## Data records for software interfaces
>>>>>
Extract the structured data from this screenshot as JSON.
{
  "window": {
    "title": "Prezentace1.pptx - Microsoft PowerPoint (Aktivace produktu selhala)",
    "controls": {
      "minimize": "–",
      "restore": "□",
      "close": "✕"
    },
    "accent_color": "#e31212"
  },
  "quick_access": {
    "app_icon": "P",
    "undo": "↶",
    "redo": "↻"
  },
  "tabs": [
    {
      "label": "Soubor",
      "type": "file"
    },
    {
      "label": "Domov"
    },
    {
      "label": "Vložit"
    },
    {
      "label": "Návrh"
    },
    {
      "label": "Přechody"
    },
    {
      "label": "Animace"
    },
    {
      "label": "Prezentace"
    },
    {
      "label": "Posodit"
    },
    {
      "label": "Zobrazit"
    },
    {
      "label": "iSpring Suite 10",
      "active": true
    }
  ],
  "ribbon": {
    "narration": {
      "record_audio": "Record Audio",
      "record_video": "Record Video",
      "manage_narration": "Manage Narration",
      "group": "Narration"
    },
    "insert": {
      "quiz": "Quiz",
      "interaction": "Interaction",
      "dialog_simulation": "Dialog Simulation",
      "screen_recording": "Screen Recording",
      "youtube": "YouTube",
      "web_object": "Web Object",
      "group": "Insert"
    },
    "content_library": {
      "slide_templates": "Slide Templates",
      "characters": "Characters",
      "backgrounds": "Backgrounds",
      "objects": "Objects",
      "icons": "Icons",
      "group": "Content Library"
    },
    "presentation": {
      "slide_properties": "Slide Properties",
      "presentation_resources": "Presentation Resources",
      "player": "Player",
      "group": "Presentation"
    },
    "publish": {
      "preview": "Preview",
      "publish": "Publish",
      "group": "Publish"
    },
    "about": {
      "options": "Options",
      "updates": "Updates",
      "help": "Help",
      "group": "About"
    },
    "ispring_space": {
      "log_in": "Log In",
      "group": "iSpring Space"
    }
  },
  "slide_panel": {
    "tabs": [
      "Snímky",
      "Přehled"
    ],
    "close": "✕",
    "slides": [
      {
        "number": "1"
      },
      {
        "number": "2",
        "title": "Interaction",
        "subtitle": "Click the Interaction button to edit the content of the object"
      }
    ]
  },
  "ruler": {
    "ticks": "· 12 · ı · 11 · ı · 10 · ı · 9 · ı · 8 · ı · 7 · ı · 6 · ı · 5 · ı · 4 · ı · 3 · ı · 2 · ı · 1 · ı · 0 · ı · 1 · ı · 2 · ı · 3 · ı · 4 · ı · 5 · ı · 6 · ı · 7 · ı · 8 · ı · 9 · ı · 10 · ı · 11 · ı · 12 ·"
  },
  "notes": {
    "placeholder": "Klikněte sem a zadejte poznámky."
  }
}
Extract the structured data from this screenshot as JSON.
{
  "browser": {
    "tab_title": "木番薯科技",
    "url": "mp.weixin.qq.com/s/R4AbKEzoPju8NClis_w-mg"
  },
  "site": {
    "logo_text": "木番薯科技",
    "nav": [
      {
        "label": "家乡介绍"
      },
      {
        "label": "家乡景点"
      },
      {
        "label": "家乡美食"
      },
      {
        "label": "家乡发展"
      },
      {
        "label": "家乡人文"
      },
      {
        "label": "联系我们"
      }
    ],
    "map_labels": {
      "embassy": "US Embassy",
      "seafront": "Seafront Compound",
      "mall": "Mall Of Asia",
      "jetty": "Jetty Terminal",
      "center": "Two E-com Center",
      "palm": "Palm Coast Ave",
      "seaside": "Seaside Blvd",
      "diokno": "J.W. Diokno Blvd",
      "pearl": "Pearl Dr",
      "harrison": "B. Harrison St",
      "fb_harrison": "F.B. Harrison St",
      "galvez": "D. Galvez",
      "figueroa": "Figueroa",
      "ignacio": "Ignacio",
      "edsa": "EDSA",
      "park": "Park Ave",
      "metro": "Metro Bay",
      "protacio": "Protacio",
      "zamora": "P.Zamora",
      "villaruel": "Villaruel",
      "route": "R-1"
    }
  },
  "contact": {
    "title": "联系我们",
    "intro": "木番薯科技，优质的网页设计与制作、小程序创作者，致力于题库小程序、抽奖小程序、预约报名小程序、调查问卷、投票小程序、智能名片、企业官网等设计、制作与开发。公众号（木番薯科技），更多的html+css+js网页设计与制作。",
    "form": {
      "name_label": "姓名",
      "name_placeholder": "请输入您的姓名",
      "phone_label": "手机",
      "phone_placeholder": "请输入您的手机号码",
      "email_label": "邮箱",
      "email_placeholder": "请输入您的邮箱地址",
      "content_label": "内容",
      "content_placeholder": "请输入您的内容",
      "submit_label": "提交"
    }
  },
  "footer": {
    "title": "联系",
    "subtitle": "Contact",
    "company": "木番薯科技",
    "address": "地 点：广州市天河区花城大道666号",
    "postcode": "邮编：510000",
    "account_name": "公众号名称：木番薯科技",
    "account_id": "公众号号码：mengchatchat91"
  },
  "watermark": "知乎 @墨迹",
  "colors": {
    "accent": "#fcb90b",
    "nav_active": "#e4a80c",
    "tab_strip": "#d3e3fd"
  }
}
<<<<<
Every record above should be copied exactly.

Extract the structured data from this screenshot as JSON.
{
  "window": {
    "title": "Prezentace1.pptx - Microsoft PowerPoint (Aktivace produktu selhala)",
    "controls": {
      "minimize": "–",
      "restore": "□",
      "close": "✕"
    },
    "accent_color": "#e31212"
  },
  "quick_access": {
    "app_icon": "P",
    "undo": "↶",
    "redo": "↻"
  },
  "tabs": [
    {
      "label": "Soubor",
      "type": "file"
    },
    {
      "label": "Domov"
    },
    {
      "label": "Vložit"
    },
    {
      "label": "Návrh"
    },
    {
      "label": "Přechody"
    },
    {
      "label": "Animace"
    },
    {
      "label": "Prezentace"
    },
    {
      "label": "Posodit"
    },
    {
      "label": "Zobrazit"
    },
    {
      "label": "iSpring Suite 10",
      "active": true
    }
  ],
  "ribbon": {
    "narration": {
      "record_audio": "Record Audio",
      "record_video": "Record Video",
      "manage_narration": "Manage Narration",
      "group": "Narration"
    },
    "insert": {
      "quiz": "Quiz",
      "interaction": "Interaction",
      "dialog_simulation": "Dialog Simulation",
      "screen_recording": "Screen Recording",
      "youtube": "YouTube",
      "web_object": "Web Object",
      "group": "Insert"
    },
    "content_library": {
      "slide_templates": "Slide Templates",
      "characters": "Characters",
      "backgrounds": "Backgrounds",
      "objects": "Objects",
      "icons": "Icons",
      "group": "Content Library"
    },
    "presentation": {
      "slide_properties": "Slide Properties",
      "presentation_resources": "Presentation Resources",
      "player": "Player",
      "group": "Presentation"
    },
    "publish": {
      "preview": "Preview",
      "publish": "Publish",
      "group": "Publish"
    },
    "about": {
      "options": "Options",
      "updates": "Updates",
      "help": "Help",
      "group": "About"
    },
    "ispring_space": {
      "log_in": "Log In",
      "group": "iSpring Space"
    }
  },
  "slide_panel": {
    "tabs": [
      "Snímky",
      "Přehled"
    ],
    "close": "✕",
    "slides": [
      {
        "number": "1"
      },
      {
        "number": "2",
        "title": "Interaction",
        "subtitle": "Click the Interaction button to edit the content of the object"
      }
    ]
  },
  "ruler": {
    "ticks": "· 12 · ı · 11 · ı · 10 · ı · 9 · ı · 8 · ı · 7 · ı · 6 · ı · 5 · ı · 4 · ı · 3 · ı · 2 · ı · 1 · ı · 0 · ı · 1 · ı · 2 · ı · 3 · ı · 4 · ı · 5 · ı · 6 · ı · 7 · ı · 8 · ı · 9 · ı · 10 · ı · 11 · ı · 12 ·"
  },
  "notes": {
    "placeholder": "Klikněte sem a zadejte poznámky."
  }
}
Extract the structured data from this screenshot as JSON.
{
  "browser": {
    "tab_title": "木番薯科技",
    "url": "mp.weixin.qq.com/s/R4AbKEzoPju8NClis_w-mg"
  },
  "site": {
    "logo_text": "木番薯科技",
    "nav": [
      {
        "label": "家乡介绍"
      },
      {
        "label": "家乡景点"
      },
      {
        "label": "家乡美食"
      },
      {
        "label": "家乡发展"
      },
      {
        "label": "家乡人文"
      },
      {
        "label": "联系我们"
      }
    ],
    "map_labels": {
      "embassy": "US Embassy",
      "seafront": "Seafront Compound",
      "mall": "Mall Of Asia",
      "jetty": "Jetty Terminal",
      "center": "Two E-com Center",
      "palm": "Palm Coast Ave",
      "seaside": "Seaside Blvd",
      "diokno": "J.W. Diokno Blvd",
      "pearl": "Pearl Dr",
      "harrison": "B. Harrison St",
      "fb_harrison": "F.B. Harrison St",
      "galvez": "D. Galvez",
      "figueroa": "Figueroa",
      "ignacio": "Ignacio",
      "edsa": "EDSA",
      "park": "Park Ave",
      "metro": "Metro Bay",
      "protacio": "Protacio",
      "zamora": "P.Zamora",
      "villaruel": "Villaruel",
      "route": "R-1"
    }
  },
  "contact": {
    "title": "联系我们",
    "intro": "木番薯科技，优质的网页设计与制作、小程序创作者，致力于题库小程序、抽奖小程序、预约报名小程序、调查问卷、投票小程序、智能名片、企业官网等设计、制作与开发。公众号（木番薯科技），更多的html+css+js网页设计与制作。",
    "form": {
      "name_label": "姓名",
      "name_placeholder": "请输入您的姓名",
      "phone_label": "手机",
      "phone_placeholder": "请输入您的手机号码",
      "email_label": "邮箱",
      "email_placeholder": "请输入您的邮箱地址",
      "content_label": "内容",
      "content_placeholder": "请输入您的内容",
      "submit_label": "提交"
    }
  },
  "footer": {
    "title": "联系",
    "subtitle": "Contact",
    "company": "木番薯科技",
    "address": "地 点：广州市天河区花城大道666号",
    "postcode": "邮编：510000",
    "account_name": "公众号名称：木番薯科技",
    "account_id": "公众号号码：mengchatchat91"
  },
  "watermark": "知乎 @墨迹",
  "colors": {
    "accent": "#fcb90b",
    "nav_active": "#e4a80c",
    "tab_strip": "#d3e3fd"
  }
}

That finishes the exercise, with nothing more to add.